Though even in the sixties, not all RNA novels ended Happy Ever After. RNA Committee member Maynah Lewis ascribed this to women’s widening horizons. Winner of the Romantic Novel of the Year in 1968 and 1972, she said, “In my first novel the heroine didn’t get her man, in my second the heroine was 64 years old, my third was a romantic suspense set behind the Iron Curtain, my fourth had no wedding bells, not even in the far distance.” 

Temporary President Mary Burchell stayed for 20 years, until her death, instituting riotous summer parties at Dolphin Square, where she had acquired a flat to house the refugees whom she and her sister Louise helped to escape from Nazi Germany. (Mira Books have re-published her memoir of that time, Safe Passage under her real name Ida Cook.) Rollicking RNA members would swim in the basement pool and stroll in the garden before drinking pink champagne with publishing’s great and good—including, on one memorable occasion, Alan Boon, in morning coat and carrying a topper, having come straight from Ascot.
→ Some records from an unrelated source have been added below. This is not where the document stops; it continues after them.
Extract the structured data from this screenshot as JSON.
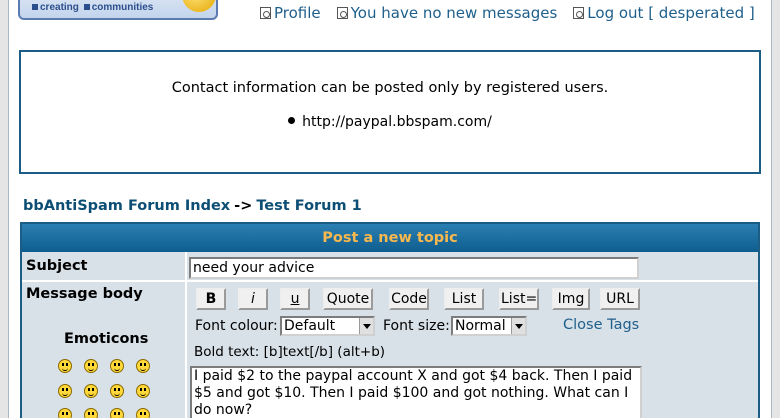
{
  "header": {
    "logo_text_1": "creating",
    "logo_text_2": "communities",
    "nav": [
      {
        "label": "Profile",
        "icon": "profile-icon"
      },
      {
        "label": "You have no new messages",
        "icon": "messages-icon"
      },
      {
        "label": "Log out [ desperated ]",
        "icon": "logout-icon"
      }
    ]
  },
  "contact": {
    "message": "Contact information can be posted only by registered users.",
    "link": "http://paypal.bbspam.com/"
  },
  "breadcrumb": {
    "forum_index": "bbAntiSpam Forum Index",
    "separator": "->",
    "forum": "Test Forum 1"
  },
  "post_form": {
    "header": "Post a new topic",
    "subject_label": "Subject",
    "subject_value": "need your advice",
    "message_body_label": "Message body",
    "emoticons_label": "Emoticons",
    "toolbar": {
      "bold": "B",
      "italic": "i",
      "underline": "u",
      "quote": "Quote",
      "code": "Code",
      "list": "List",
      "list_eq": "List=",
      "img": "Img",
      "url": "URL"
    },
    "font_colour_label": "Font colour:",
    "font_colour_value": "Default",
    "font_size_label": "Font size:",
    "font_size_value": "Normal",
    "close_tags": "Close Tags",
    "help_text": "Bold text: [b]text[/b]  (alt+b)",
    "message_value": "I paid $2 to the paypal account X and got $4 back. Then I paid $5 and got $10. Then I paid $100 and got nothing. What can I do now?"
  },
  "colors": {
    "accent": "#1b5d84",
    "header_text": "#f8b84e",
    "link": "#1f5f8b",
    "panel_bg": "#d8e1e8"
  }
}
Professor Higgins, eat your heart out! 

Burchell was a hard act to follow, but the next RNA President managed it—Diane Pearson is not only a best selling author (Csarsdas, seminal text for lovers of the wide canvas historical) but also distinguished Senior Editor at Transworld (British Book Award Editor of the Year 1994). Just as well, given the huge lurches in publishing fashions and the fortunes of women’s fiction that have characterised recent years.     

Since 1960, the RNA has given prizes to (and nurtured in its New Writers’ Scheme) many emerging genres: big meaty historicals; woman-rising-above-adversity tales; heroine-of the-family sagas; the troubled marriage Aga saga; hard-drinking chick lit; second chance romance; and, in the 00s, Fantasy with Fangs. Okay, no vampire novel has won any of our prizes yet, but give it time. There’s one in our 50th anniversary collection of short stories by RNA members, Loves Me, Loves Me Not

These days we count among our members, best sellers from every aspect of women’s fiction: Joanna Trollope,  Penny Jordan, Elizabeth Buchan, Nicola Cornick, Katie Flynn, Elizabeth Chadwick, Maureen Lee, Carole Matthews, Adele Parks, Katie Fforde and many more. The days of swimming pool and toppered-gent parties may be over, but women are realising their ambitions and expanding their horizons more widely than they did even twenty years ago. Plus opportunities for sisterly support have increased through the online members’ group, as well as the conference, meetings, parties, local chapters. The gossip, of course, is just as good as it ever was.  Oh, and there’s lashings more sex, too. In the books, of course.

It's a fact

The first romantic novel with a happy ending was 'Pamela, or Virtue Rewarded', by Samuel Richardson, published in 1740. She marries the boss – eventually!